What Comerica Bank chief economist Robert Dye projected to unfold this week came to fruition as the Federal Reserve had its first opportunity of 2019 to make an interest rate adjustment.
The Federal Open Market Committee decided to maintain the target range for the federal funds rate at 2.25 to 2.50 percent as all 10 members voted unanimously.
In its statement, the FOMC reiterated that it continues to view sustained expansion of economic activity, strong labor market conditions and inflation near the committee’s symmetric 2 percent objective.
“In light of global economic and financial developments and muted inflation pressures, the committee will be patient as it determines what future adjustments to the target range for the federal funds rate may be appropriate to support these outcomes,” the policymakers said.
Earlier this month, Dye shared a commentary that described how the Fed hinted that this outcome was likely when policymakers conducted their final gathering of 2018.
"Recent commentary by Fed chairman Jay Powell and his colleagues, and the minutes from the Federal Open Market Committee meeting of Dec. 18 and 19 shows an important but subtle change in Fedspeak. Powell has used the word ‘patient’ several times recently to describe the Fed's attitude toward more rate hikes for 2019. ‘Patient’ also shows up in the Fed minutes released this week,” Dye shared in a note released on Jan. 11.
“Recall that former Fed chairwoman Janet Yellen also used the word ‘patient’ to describe her attitude toward eventual rate hikes in early 2015,” Dye continued. “When pressed, Yellen said that being patient meant waiting a couple of meetings. Pressed further, Yellen implied that a couple meant about two.
“We should not hold Powell to a strict definition of patient or of a couple, but his choice of language appears to be purposeful,” Dye went on to say.
Powell hosted a news conference after this week’s latest policy announcement. In his prepared remarks, Powell further elaborated about how economic conditions have continued to shift since the FOMC last met.
“In addition, the case for raising rates has weakened somewhat.

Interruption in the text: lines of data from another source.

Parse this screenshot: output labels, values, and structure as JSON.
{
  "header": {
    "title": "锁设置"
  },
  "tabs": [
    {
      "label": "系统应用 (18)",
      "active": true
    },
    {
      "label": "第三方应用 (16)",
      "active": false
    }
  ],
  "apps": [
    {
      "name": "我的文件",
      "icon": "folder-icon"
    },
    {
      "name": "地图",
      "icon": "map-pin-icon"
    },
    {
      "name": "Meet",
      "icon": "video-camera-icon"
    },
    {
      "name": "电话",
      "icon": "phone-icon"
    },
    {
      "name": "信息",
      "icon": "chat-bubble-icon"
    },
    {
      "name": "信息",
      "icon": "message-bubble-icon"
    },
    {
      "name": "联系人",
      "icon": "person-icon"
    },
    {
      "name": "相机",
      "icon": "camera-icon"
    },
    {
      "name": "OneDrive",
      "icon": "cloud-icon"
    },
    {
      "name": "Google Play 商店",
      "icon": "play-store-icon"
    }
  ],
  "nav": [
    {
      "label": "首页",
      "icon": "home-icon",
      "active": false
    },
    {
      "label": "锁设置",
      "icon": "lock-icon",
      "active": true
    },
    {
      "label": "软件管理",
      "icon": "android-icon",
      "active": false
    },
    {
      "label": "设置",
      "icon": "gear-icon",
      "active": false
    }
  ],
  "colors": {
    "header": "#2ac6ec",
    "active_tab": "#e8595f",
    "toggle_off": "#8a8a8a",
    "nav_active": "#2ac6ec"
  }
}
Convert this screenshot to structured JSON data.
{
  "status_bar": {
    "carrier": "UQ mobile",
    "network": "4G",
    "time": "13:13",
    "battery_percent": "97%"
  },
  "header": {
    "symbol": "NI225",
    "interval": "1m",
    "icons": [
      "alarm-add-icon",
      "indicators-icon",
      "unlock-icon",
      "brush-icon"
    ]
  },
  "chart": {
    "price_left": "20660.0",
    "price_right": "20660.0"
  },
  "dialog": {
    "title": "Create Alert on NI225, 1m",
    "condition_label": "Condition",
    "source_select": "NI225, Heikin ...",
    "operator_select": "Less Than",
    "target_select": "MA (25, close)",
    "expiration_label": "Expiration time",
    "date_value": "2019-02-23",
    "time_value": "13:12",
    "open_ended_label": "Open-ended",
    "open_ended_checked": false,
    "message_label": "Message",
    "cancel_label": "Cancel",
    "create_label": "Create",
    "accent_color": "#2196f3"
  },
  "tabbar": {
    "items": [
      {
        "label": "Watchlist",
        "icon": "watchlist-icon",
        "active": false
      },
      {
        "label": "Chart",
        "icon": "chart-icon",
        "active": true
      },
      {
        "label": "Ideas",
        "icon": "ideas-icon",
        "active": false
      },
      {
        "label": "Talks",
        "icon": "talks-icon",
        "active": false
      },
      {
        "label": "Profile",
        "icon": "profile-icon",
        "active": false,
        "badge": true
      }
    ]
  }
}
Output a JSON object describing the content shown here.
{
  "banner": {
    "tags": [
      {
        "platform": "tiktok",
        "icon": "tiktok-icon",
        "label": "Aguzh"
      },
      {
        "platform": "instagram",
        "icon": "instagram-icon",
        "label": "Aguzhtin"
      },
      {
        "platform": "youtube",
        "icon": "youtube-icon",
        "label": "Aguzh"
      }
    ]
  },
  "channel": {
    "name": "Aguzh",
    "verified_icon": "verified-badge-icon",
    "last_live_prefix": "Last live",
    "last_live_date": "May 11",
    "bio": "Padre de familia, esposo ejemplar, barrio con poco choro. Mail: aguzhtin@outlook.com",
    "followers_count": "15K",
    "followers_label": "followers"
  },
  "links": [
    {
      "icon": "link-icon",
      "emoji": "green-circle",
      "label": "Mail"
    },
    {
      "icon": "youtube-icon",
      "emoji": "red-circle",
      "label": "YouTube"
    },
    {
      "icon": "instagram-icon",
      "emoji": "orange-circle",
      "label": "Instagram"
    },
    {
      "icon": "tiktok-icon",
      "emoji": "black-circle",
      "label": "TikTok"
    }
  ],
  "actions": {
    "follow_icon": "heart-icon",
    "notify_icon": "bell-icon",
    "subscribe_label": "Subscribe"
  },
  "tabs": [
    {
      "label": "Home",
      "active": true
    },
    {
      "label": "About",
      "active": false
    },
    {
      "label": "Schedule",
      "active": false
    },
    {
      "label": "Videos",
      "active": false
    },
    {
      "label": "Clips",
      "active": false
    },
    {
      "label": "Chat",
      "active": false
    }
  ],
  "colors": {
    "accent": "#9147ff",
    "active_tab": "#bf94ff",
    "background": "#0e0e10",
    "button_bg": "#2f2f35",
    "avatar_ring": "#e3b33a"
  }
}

The traditional case for rate increases is to protect the economy from risks that arise when rates are too low for too long, particularly the risk of too-high inflation,” Powell said.
“Over the past few months, that risk appears to have diminished. Inflation readings have been muted, and the recent drop in oil prices is likely to push headline inflation lower still in coming months,” he continued. “Further, as we noted in our post-meeting statement, while survey-based measures of inflation expectations have been stable, financial market measures of inflation compensation have moved lower.
“Similarly, the risk of financial imbalances appears to have receded, as a number of indicators that showed elevated levels of financial risk appetite last fall have moved closer to historical norms,” Powell went on to say.
The Fed chair also acknowledged an array of turbulent elements that could have impact on policy decisions. Powell specifically mentioned policymakers “have seen some cross-currents and conflicting signals.”
Powell noted growth has slowed in some major foreign economies, particularly China and Europe. He described “elevated uncertainty” around several unresolved government policy issues, including Brexit, ongoing trade negotiations and the effects from the partial government shutdown in the United States.
“Times of economic uncertainty put a premium on the clarity and predictability of FOMC policy,” Powell said to close his prepared remarks. “We are committed to clearly explaining what we are doing and why we are doing it, both regarding the path of rates and also regarding management of the balance sheet.
“We believe that this transparency is how we can best contribute to macroeconomic stability,” he concluded.